_TASK GOAL_
Work out how many lines in the listing below include the word "Categoría". Give nothing but the number.

_RECORDS FOR THE EXERCISE_

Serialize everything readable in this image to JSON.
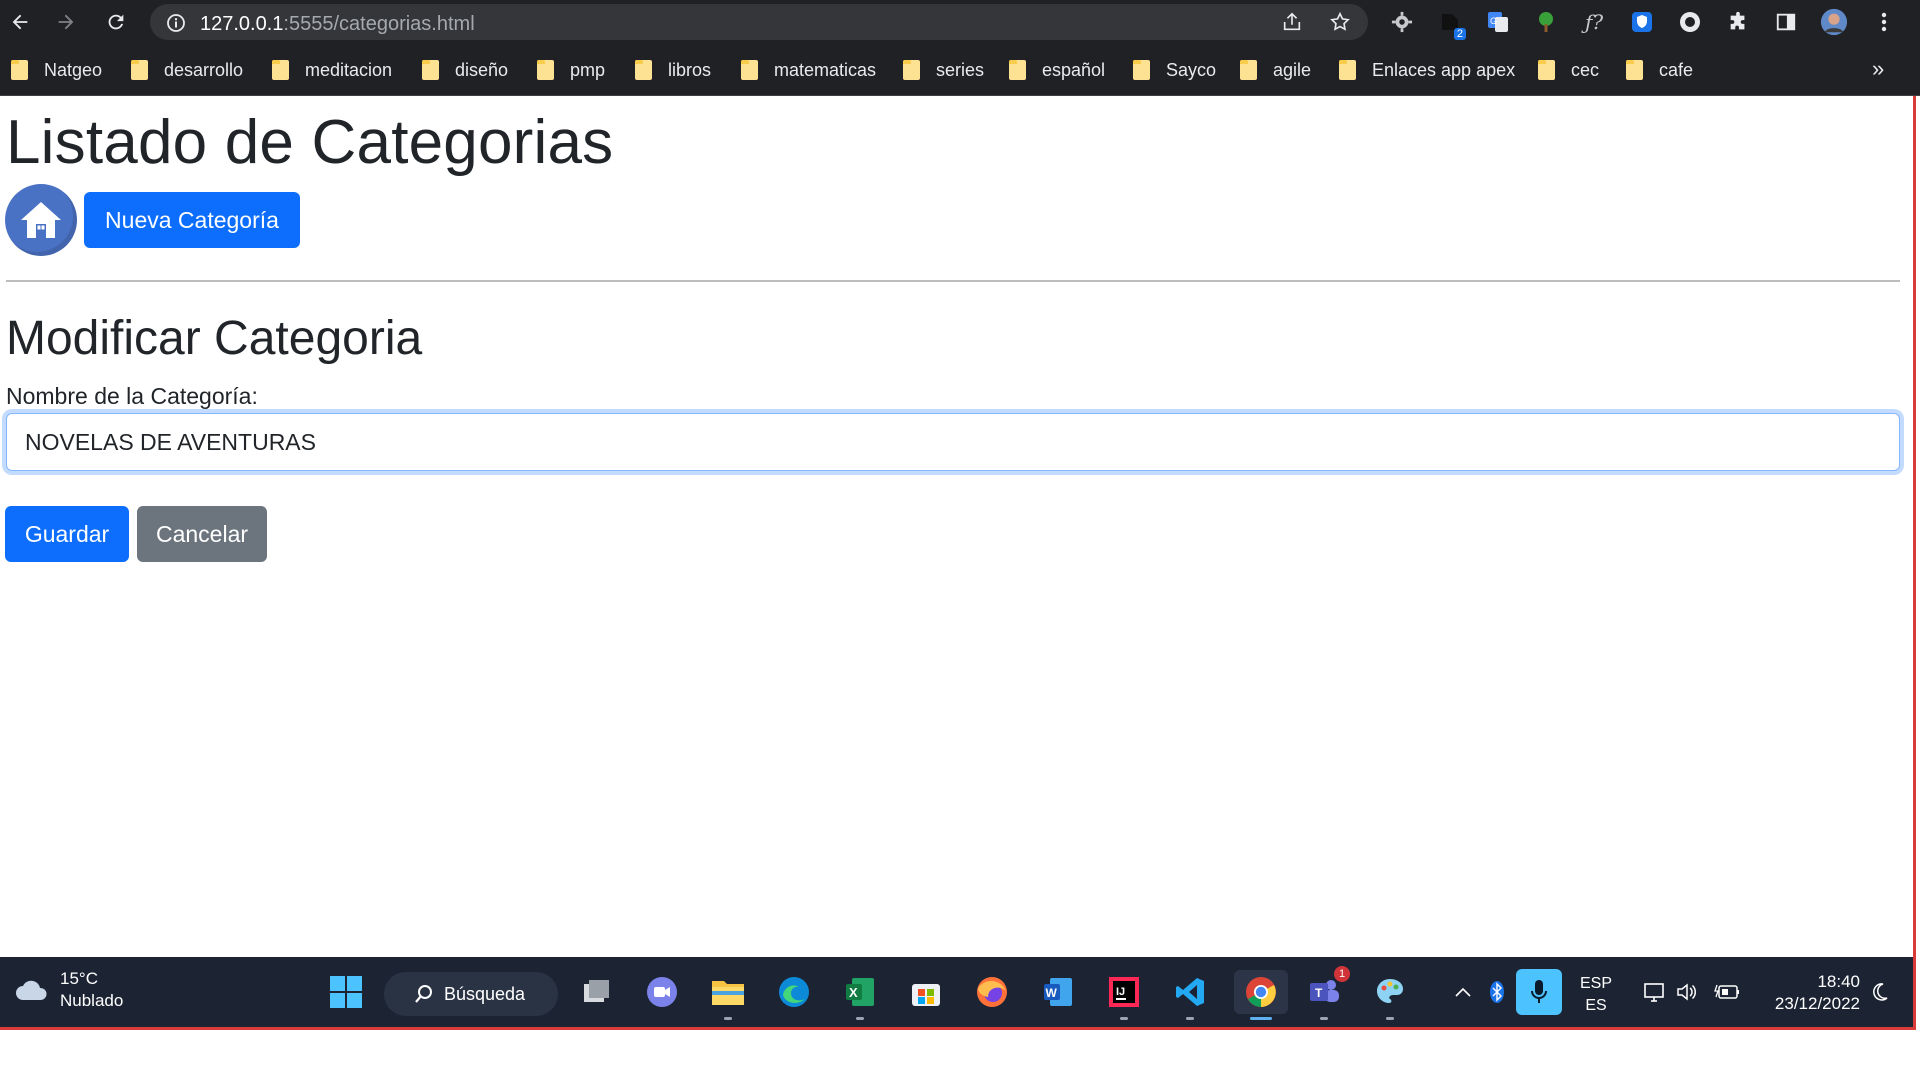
{
  "browser": {
    "url_host": "127.0.0.1",
    "url_path": ":5555/categorias.html",
    "extension_badge": "2",
    "bookmarks": [
      "Natgeo",
      "desarrollo",
      "meditacion",
      "diseño",
      "pmp",
      "libros",
      "matematicas",
      "series",
      "español",
      "Sayco",
      "agile",
      "Enlaces app apex",
      "cec",
      "cafe"
    ],
    "bookmarks_more": "»"
  },
  "page": {
    "title": "Listado de Categorias",
    "new_category_label": "Nueva Categoría",
    "form_title": "Modificar Categoria",
    "name_label": "Nombre de la Categoría:",
    "name_value": "NOVELAS DE AVENTURAS",
    "save_label": "Guardar",
    "cancel_label": "Cancelar"
  },
  "taskbar": {
    "weather_temp": "15°C",
    "weather_desc": "Nublado",
    "search_label": "Búsqueda",
    "teams_badge": "1",
    "lang_primary": "ESP",
    "lang_secondary": "ES",
    "time": "18:40",
    "date": "23/12/2022"
  },
  "colors": {
    "primary": "#0d6efd",
    "secondary": "#6c757d",
    "browser_chrome": "#202124",
    "taskbar": "#1c2433"
  }
}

_RESPONSE TO THIS EXERCISE_
2